> [Exercise goal]: Search the records for the string "SARS" and copy every line in which it appears.

Extracted data entries
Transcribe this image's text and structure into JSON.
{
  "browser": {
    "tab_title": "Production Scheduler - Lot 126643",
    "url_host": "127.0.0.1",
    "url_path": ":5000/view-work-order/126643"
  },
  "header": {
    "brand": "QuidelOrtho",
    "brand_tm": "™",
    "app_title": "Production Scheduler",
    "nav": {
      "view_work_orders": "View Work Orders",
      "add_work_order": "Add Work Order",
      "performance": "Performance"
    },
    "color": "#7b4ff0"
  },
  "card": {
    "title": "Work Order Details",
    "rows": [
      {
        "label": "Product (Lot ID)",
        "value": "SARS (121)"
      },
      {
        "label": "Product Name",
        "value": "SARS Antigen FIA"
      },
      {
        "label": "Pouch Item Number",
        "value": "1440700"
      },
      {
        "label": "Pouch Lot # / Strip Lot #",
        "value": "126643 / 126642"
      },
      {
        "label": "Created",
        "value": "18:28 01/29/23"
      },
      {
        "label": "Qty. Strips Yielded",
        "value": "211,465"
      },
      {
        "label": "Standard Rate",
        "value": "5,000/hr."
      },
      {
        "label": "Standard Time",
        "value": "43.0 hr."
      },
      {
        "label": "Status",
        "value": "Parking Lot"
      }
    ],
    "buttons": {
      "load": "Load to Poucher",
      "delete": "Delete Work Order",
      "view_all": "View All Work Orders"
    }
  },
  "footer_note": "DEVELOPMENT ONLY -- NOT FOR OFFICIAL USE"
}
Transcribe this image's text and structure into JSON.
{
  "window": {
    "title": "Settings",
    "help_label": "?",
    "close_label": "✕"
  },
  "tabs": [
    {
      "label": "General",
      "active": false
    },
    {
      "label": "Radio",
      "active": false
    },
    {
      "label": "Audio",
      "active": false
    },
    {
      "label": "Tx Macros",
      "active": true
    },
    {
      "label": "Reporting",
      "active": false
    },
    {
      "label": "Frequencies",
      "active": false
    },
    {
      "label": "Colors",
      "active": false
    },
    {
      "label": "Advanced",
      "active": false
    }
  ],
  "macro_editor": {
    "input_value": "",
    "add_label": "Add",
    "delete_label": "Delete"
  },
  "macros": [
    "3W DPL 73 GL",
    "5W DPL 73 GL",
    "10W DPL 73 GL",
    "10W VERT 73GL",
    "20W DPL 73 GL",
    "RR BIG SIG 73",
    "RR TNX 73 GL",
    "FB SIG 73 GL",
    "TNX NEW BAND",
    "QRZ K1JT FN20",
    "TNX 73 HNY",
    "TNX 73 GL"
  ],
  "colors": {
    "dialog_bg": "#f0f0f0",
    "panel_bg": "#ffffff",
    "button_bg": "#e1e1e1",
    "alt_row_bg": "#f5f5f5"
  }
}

> [Exercise answer]:
        "value": "SARS (121)"
        "value": "SARS Antigen FIA"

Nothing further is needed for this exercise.